___ Material for this exercise ___

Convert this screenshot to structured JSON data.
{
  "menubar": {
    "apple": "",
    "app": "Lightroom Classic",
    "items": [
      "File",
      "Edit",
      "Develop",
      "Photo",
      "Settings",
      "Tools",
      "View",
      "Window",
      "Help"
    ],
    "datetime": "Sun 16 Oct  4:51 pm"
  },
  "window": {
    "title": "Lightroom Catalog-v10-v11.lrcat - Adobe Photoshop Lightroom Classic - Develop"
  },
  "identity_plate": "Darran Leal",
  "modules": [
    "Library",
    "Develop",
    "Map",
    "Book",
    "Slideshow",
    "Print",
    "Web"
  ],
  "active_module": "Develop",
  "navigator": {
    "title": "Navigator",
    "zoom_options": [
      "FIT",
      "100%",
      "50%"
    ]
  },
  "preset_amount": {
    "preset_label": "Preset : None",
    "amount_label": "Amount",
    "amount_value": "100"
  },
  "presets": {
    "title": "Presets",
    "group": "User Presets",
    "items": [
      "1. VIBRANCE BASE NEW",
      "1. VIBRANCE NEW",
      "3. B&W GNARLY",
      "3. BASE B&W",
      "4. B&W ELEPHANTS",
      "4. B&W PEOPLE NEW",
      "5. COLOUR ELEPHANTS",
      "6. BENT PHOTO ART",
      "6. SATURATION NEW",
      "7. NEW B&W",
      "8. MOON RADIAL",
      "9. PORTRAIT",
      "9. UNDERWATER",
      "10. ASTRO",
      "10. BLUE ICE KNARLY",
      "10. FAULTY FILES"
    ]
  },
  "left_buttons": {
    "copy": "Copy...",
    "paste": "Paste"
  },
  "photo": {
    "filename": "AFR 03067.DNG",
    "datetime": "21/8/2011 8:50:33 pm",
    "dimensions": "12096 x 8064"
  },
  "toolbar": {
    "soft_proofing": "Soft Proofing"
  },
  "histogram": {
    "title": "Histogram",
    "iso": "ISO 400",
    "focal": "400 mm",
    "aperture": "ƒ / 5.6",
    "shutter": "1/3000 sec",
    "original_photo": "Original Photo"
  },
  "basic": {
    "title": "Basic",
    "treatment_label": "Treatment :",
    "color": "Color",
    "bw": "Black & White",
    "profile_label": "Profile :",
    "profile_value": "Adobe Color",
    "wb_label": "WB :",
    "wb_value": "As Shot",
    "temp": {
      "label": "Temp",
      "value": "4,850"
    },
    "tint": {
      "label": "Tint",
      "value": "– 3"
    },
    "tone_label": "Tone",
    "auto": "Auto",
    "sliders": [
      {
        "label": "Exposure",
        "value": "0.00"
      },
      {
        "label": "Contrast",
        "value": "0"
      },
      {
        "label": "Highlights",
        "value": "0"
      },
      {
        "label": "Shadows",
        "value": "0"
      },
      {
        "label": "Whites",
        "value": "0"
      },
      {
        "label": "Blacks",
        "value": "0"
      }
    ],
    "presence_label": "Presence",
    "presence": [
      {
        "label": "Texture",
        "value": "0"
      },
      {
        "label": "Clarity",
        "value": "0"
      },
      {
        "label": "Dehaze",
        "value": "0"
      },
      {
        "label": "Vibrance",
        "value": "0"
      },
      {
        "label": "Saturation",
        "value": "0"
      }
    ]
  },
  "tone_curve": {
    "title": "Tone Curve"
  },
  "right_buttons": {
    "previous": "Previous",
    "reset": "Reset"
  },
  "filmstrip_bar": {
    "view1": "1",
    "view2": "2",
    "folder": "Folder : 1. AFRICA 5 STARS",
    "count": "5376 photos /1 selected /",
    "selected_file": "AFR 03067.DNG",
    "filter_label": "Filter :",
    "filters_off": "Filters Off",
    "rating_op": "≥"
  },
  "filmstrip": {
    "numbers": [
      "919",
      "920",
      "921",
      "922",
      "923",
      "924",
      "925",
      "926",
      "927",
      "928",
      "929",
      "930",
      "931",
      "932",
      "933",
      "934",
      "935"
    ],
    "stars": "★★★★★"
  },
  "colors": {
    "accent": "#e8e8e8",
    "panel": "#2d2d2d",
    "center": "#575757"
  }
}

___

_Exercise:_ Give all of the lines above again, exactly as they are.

_Written solution:_
Convert this screenshot to structured JSON data.
{
  "menubar": {
    "apple": "",
    "app": "Lightroom Classic",
    "items": [
      "File",
      "Edit",
      "Develop",
      "Photo",
      "Settings",
      "Tools",
      "View",
      "Window",
      "Help"
    ],
    "datetime": "Sun 16 Oct  4:51 pm"
  },
  "window": {
    "title": "Lightroom Catalog-v10-v11.lrcat - Adobe Photoshop Lightroom Classic - Develop"
  },
  "identity_plate": "Darran Leal",
  "modules": [
    "Library",
    "Develop",
    "Map",
    "Book",
    "Slideshow",
    "Print",
    "Web"
  ],
  "active_module": "Develop",
  "navigator": {
    "title": "Navigator",
    "zoom_options": [
      "FIT",
      "100%",
      "50%"
    ]
  },
  "preset_amount": {
    "preset_label": "Preset : None",
    "amount_label": "Amount",
    "amount_value": "100"
  },
  "presets": {
    "title": "Presets",
    "group": "User Presets",
    "items": [
      "1. VIBRANCE BASE NEW",
      "1. VIBRANCE NEW",
      "3. B&W GNARLY",
      "3. BASE B&W",
      "4. B&W ELEPHANTS",
      "4. B&W PEOPLE NEW",
      "5. COLOUR ELEPHANTS",
      "6. BENT PHOTO ART",
      "6. SATURATION NEW",
      "7. NEW B&W",
      "8. MOON RADIAL",
      "9. PORTRAIT",
      "9. UNDERWATER",
      "10. ASTRO",
      "10. BLUE ICE KNARLY",
      "10. FAULTY FILES"
    ]
  },
  "left_buttons": {
    "copy": "Copy...",
    "paste": "Paste"
  },
  "photo": {
    "filename": "AFR 03067.DNG",
    "datetime": "21/8/2011 8:50:33 pm",
    "dimensions": "12096 x 8064"
  },
  "toolbar": {
    "soft_proofing": "Soft Proofing"
  },
  "histogram": {
    "title": "Histogram",
    "iso": "ISO 400",
    "focal": "400 mm",
    "aperture": "ƒ / 5.6",
    "shutter": "1/3000 sec",
    "original_photo": "Original Photo"
  },
  "basic": {
    "title": "Basic",
    "treatment_label": "Treatment :",
    "color": "Color",
    "bw": "Black & White",
    "profile_label": "Profile :",
    "profile_value": "Adobe Color",
    "wb_label": "WB :",
    "wb_value": "As Shot",
    "temp": {
      "label": "Temp",
      "value": "4,850"
    },
    "tint": {
      "label": "Tint",
      "value": "– 3"
    },
    "tone_label": "Tone",
    "auto": "Auto",
    "sliders": [
      {
        "label": "Exposure",
        "value": "0.00"
      },
      {
        "label": "Contrast",
        "value": "0"
      },
      {
        "label": "Highlights",
        "value": "0"
      },
      {
        "label": "Shadows",
        "value": "0"
      },
      {
        "label": "Whites",
        "value": "0"
      },
      {
        "label": "Blacks",
        "value": "0"
      }
    ],
    "presence_label": "Presence",
    "presence": [
      {
        "label": "Texture",
        "value": "0"
      },
      {
        "label": "Clarity",
        "value": "0"
      },
      {
        "label": "Dehaze",
        "value": "0"
      },
      {
        "label": "Vibrance",
        "value": "0"
      },
      {
        "label": "Saturation",
        "value": "0"
      }
    ]
  },
  "tone_curve": {
    "title": "Tone Curve"
  },
  "right_buttons": {
    "previous": "Previous",
    "reset": "Reset"
  },
  "filmstrip_bar": {
    "view1": "1",
    "view2": "2",
    "folder": "Folder : 1. AFRICA 5 STARS",
    "count": "5376 photos /1 selected /",
    "selected_file": "AFR 03067.DNG",
    "filter_label": "Filter :",
    "filters_off": "Filters Off",
    "rating_op": "≥"
  },
  "filmstrip": {
    "numbers": [
      "919",
      "920",
      "921",
      "922",
      "923",
      "924",
      "925",
      "926",
      "927",
      "928",
      "929",
      "930",
      "931",
      "932",
      "933",
      "934",
      "935"
    ],
    "stars": "★★★★★"
  },
  "colors": {
    "accent": "#e8e8e8",
    "panel": "#2d2d2d",
    "center": "#575757"
  }
}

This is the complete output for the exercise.